■ TASK: Every record below is to be restated word for word.

■ RAW DATA:
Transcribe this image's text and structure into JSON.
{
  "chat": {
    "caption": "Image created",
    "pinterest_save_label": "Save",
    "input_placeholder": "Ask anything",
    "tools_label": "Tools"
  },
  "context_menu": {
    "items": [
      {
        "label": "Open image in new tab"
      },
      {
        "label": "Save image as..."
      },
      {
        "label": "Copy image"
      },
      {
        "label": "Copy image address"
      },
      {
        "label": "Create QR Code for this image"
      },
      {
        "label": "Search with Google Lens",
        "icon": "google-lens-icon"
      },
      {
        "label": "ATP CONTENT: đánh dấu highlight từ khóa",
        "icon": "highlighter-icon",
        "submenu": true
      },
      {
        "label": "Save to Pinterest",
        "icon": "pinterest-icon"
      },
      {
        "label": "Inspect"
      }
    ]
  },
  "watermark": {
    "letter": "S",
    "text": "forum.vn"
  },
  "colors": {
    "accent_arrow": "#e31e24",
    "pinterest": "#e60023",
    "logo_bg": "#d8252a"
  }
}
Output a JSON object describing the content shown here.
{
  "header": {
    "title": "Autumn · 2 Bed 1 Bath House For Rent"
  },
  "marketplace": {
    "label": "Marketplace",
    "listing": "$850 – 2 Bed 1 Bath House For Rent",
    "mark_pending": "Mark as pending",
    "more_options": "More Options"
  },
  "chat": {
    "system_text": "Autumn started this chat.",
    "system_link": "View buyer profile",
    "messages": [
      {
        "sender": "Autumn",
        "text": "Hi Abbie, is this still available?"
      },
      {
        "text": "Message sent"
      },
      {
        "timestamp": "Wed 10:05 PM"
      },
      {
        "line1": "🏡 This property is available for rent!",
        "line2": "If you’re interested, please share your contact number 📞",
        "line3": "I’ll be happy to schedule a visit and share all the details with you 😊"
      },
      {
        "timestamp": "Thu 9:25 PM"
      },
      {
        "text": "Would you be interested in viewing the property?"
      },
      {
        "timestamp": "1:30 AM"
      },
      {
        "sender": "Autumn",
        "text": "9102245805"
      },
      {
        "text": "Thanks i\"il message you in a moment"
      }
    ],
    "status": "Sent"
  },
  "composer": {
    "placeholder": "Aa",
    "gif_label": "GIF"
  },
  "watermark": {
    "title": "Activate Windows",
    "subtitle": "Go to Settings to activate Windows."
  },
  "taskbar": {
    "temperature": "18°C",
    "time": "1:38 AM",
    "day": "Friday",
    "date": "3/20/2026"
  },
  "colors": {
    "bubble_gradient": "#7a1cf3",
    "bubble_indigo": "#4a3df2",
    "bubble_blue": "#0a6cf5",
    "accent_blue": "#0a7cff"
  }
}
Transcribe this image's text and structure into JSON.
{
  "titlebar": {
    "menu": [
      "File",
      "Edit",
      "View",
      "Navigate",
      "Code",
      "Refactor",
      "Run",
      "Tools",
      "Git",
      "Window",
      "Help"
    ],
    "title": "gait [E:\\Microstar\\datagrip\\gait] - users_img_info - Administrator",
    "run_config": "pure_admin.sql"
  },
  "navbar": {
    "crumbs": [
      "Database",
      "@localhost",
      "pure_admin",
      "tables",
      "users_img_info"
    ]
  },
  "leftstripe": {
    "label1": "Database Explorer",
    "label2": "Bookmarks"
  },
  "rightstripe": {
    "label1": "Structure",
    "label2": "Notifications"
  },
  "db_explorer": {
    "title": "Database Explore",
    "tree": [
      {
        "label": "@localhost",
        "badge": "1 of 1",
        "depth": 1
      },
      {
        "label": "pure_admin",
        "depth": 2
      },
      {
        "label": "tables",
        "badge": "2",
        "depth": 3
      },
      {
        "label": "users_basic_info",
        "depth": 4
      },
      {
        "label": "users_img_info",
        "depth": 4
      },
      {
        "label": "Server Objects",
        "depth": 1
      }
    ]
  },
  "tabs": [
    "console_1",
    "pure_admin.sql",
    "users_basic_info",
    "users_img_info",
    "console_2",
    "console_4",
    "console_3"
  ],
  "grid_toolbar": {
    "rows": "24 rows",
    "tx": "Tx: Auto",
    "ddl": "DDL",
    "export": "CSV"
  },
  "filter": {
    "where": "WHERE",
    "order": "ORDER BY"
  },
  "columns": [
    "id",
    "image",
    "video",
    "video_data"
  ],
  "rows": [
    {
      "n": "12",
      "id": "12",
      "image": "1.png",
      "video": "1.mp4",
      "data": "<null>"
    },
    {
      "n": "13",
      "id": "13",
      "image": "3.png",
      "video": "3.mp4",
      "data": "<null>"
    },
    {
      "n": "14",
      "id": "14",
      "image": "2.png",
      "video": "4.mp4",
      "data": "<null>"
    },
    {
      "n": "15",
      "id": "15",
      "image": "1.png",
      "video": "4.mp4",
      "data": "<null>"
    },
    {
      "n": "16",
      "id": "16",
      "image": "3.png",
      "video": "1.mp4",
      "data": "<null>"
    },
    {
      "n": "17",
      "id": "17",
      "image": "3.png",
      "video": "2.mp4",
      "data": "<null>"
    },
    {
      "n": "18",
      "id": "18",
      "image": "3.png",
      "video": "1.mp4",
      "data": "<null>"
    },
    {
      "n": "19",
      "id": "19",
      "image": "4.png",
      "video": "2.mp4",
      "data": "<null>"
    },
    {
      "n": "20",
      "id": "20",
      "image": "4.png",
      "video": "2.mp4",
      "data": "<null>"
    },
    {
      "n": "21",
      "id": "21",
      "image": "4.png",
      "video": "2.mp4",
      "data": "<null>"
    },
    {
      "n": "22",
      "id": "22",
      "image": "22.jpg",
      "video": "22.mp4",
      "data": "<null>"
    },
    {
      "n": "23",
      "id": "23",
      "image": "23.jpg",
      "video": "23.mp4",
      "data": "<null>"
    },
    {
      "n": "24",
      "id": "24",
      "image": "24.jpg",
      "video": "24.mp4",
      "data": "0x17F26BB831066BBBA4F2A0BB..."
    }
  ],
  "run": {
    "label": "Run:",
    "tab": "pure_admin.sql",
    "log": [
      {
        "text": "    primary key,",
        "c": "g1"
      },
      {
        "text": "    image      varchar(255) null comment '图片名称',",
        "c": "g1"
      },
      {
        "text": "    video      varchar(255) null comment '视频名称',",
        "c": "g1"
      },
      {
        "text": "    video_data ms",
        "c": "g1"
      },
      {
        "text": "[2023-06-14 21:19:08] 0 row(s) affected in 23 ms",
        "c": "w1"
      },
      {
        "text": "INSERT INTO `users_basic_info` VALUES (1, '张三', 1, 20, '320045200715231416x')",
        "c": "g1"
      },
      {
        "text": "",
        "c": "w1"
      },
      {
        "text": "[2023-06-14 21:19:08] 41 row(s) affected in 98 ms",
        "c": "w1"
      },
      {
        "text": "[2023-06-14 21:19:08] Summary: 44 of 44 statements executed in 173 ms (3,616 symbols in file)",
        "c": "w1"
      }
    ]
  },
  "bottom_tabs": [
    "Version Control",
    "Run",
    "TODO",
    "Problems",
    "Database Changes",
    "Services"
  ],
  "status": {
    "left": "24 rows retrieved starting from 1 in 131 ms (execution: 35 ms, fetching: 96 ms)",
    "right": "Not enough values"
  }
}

■ SOLUTION TO THIS EXERCISE:
Transcribe this image's text and structure into JSON.
{
  "chat": {
    "caption": "Image created",
    "pinterest_save_label": "Save",
    "input_placeholder": "Ask anything",
    "tools_label": "Tools"
  },
  "context_menu": {
    "items": [
      {
        "label": "Open image in new tab"
      },
      {
        "label": "Save image as..."
      },
      {
        "label": "Copy image"
      },
      {
        "label": "Copy image address"
      },
      {
        "label": "Create QR Code for this image"
      },
      {
        "label": "Search with Google Lens",
        "icon": "google-lens-icon"
      },
      {
        "label": "ATP CONTENT: đánh dấu highlight từ khóa",
        "icon": "highlighter-icon",
        "submenu": true
      },
      {
        "label": "Save to Pinterest",
        "icon": "pinterest-icon"
      },
      {
        "label": "Inspect"
      }
    ]
  },
  "watermark": {
    "letter": "S",
    "text": "forum.vn"
  },
  "colors": {
    "accent_arrow": "#e31e24",
    "pinterest": "#e60023",
    "logo_bg": "#d8252a"
  }
}
Output a JSON object describing the content shown here.
{
  "header": {
    "title": "Autumn · 2 Bed 1 Bath House For Rent"
  },
  "marketplace": {
    "label": "Marketplace",
    "listing": "$850 – 2 Bed 1 Bath House For Rent",
    "mark_pending": "Mark as pending",
    "more_options": "More Options"
  },
  "chat": {
    "system_text": "Autumn started this chat.",
    "system_link": "View buyer profile",
    "messages": [
      {
        "sender": "Autumn",
        "text": "Hi Abbie, is this still available?"
      },
      {
        "text": "Message sent"
      },
      {
        "timestamp": "Wed 10:05 PM"
      },
      {
        "line1": "🏡 This property is available for rent!",
        "line2": "If you’re interested, please share your contact number 📞",
        "line3": "I’ll be happy to schedule a visit and share all the details with you 😊"
      },
      {
        "timestamp": "Thu 9:25 PM"
      },
      {
        "text": "Would you be interested in viewing the property?"
      },
      {
        "timestamp": "1:30 AM"
      },
      {
        "sender": "Autumn",
        "text": "9102245805"
      },
      {
        "text": "Thanks i\"il message you in a moment"
      }
    ],
    "status": "Sent"
  },
  "composer": {
    "placeholder": "Aa",
    "gif_label": "GIF"
  },
  "watermark": {
    "title": "Activate Windows",
    "subtitle": "Go to Settings to activate Windows."
  },
  "taskbar": {
    "temperature": "18°C",
    "time": "1:38 AM",
    "day": "Friday",
    "date": "3/20/2026"
  },
  "colors": {
    "bubble_gradient": "#7a1cf3",
    "bubble_indigo": "#4a3df2",
    "bubble_blue": "#0a6cf5",
    "accent_blue": "#0a7cff"
  }
}
Transcribe this image's text and structure into JSON.
{
  "titlebar": {
    "menu": [
      "File",
      "Edit",
      "View",
      "Navigate",
      "Code",
      "Refactor",
      "Run",
      "Tools",
      "Git",
      "Window",
      "Help"
    ],
    "title": "gait [E:\\Microstar\\datagrip\\gait] - users_img_info - Administrator",
    "run_config": "pure_admin.sql"
  },
  "navbar": {
    "crumbs": [
      "Database",
      "@localhost",
      "pure_admin",
      "tables",
      "users_img_info"
    ]
  },
  "leftstripe": {
    "label1": "Database Explorer",
    "label2": "Bookmarks"
  },
  "rightstripe": {
    "label1": "Structure",
    "label2": "Notifications"
  },
  "db_explorer": {
    "title": "Database Explore",
    "tree": [
      {
        "label": "@localhost",
        "badge": "1 of 1",
        "depth": 1
      },
      {
        "label": "pure_admin",
        "depth": 2
      },
      {
        "label": "tables",
        "badge": "2",
        "depth": 3
      },
      {
        "label": "users_basic_info",
        "depth": 4
      },
      {
        "label": "users_img_info",
        "depth": 4
      },
      {
        "label": "Server Objects",
        "depth": 1
      }
    ]
  },
  "tabs": [
    "console_1",
    "pure_admin.sql",
    "users_basic_info",
    "users_img_info",
    "console_2",
    "console_4",
    "console_3"
  ],
  "grid_toolbar": {
    "rows": "24 rows",
    "tx": "Tx: Auto",
    "ddl": "DDL",
    "export": "CSV"
  },
  "filter": {
    "where": "WHERE",
    "order": "ORDER BY"
  },
  "columns": [
    "id",
    "image",
    "video",
    "video_data"
  ],
  "rows": [
    {
      "n": "12",
      "id": "12",
      "image": "1.png",
      "video": "1.mp4",
      "data": "<null>"
    },
    {
      "n": "13",
      "id": "13",
      "image": "3.png",
      "video": "3.mp4",
      "data": "<null>"
    },
    {
      "n": "14",
      "id": "14",
      "image": "2.png",
      "video": "4.mp4",
      "data": "<null>"
    },
    {
      "n": "15",
      "id": "15",
      "image": "1.png",
      "video": "4.mp4",
      "data": "<null>"
    },
    {
      "n": "16",
      "id": "16",
      "image": "3.png",
      "video": "1.mp4",
      "data": "<null>"
    },
    {
      "n": "17",
      "id": "17",
      "image": "3.png",
      "video": "2.mp4",
      "data": "<null>"
    },
    {
      "n": "18",
      "id": "18",
      "image": "3.png",
      "video": "1.mp4",
      "data": "<null>"
    },
    {
      "n": "19",
      "id": "19",
      "image": "4.png",
      "video": "2.mp4",
      "data": "<null>"
    },
    {
      "n": "20",
      "id": "20",
      "image": "4.png",
      "video": "2.mp4",
      "data": "<null>"
    },
    {
      "n": "21",
      "id": "21",
      "image": "4.png",
      "video": "2.mp4",
      "data": "<null>"
    },
    {
      "n": "22",
      "id": "22",
      "image": "22.jpg",
      "video": "22.mp4",
      "data": "<null>"
    },
    {
      "n": "23",
      "id": "23",
      "image": "23.jpg",
      "video": "23.mp4",
      "data": "<null>"
    },
    {
      "n": "24",
      "id": "24",
      "image": "24.jpg",
      "video": "24.mp4",
      "data": "0x17F26BB831066BBBA4F2A0BB..."
    }
  ],
  "run": {
    "label": "Run:",
    "tab": "pure_admin.sql",
    "log": [
      {
        "text": "    primary key,",
        "c": "g1"
      },
      {
        "text": "    image      varchar(255) null comment '图片名称',",
        "c": "g1"
      },
      {
        "text": "    video      varchar(255) null comment '视频名称',",
        "c": "g1"
      },
      {
        "text": "    video_data ms",
        "c": "g1"
      },
      {
        "text": "[2023-06-14 21:19:08] 0 row(s) affected in 23 ms",
        "c": "w1"
      },
      {
        "text": "INSERT INTO `users_basic_info` VALUES (1, '张三', 1, 20, '320045200715231416x')",
        "c": "g1"
      },
      {
        "text": "",
        "c": "w1"
      },
      {
        "text": "[2023-06-14 21:19:08] 41 row(s) affected in 98 ms",
        "c": "w1"
      },
      {
        "text": "[2023-06-14 21:19:08] Summary: 44 of 44 statements executed in 173 ms (3,616 symbols in file)",
        "c": "w1"
      }
    ]
  },
  "bottom_tabs": [
    "Version Control",
    "Run",
    "TODO",
    "Problems",
    "Database Changes",
    "Services"
  ],
  "status": {
    "left": "24 rows retrieved starting from 1 in 131 ms (execution: 35 ms, fetching: 96 ms)",
    "right": "Not enough values"
  }
}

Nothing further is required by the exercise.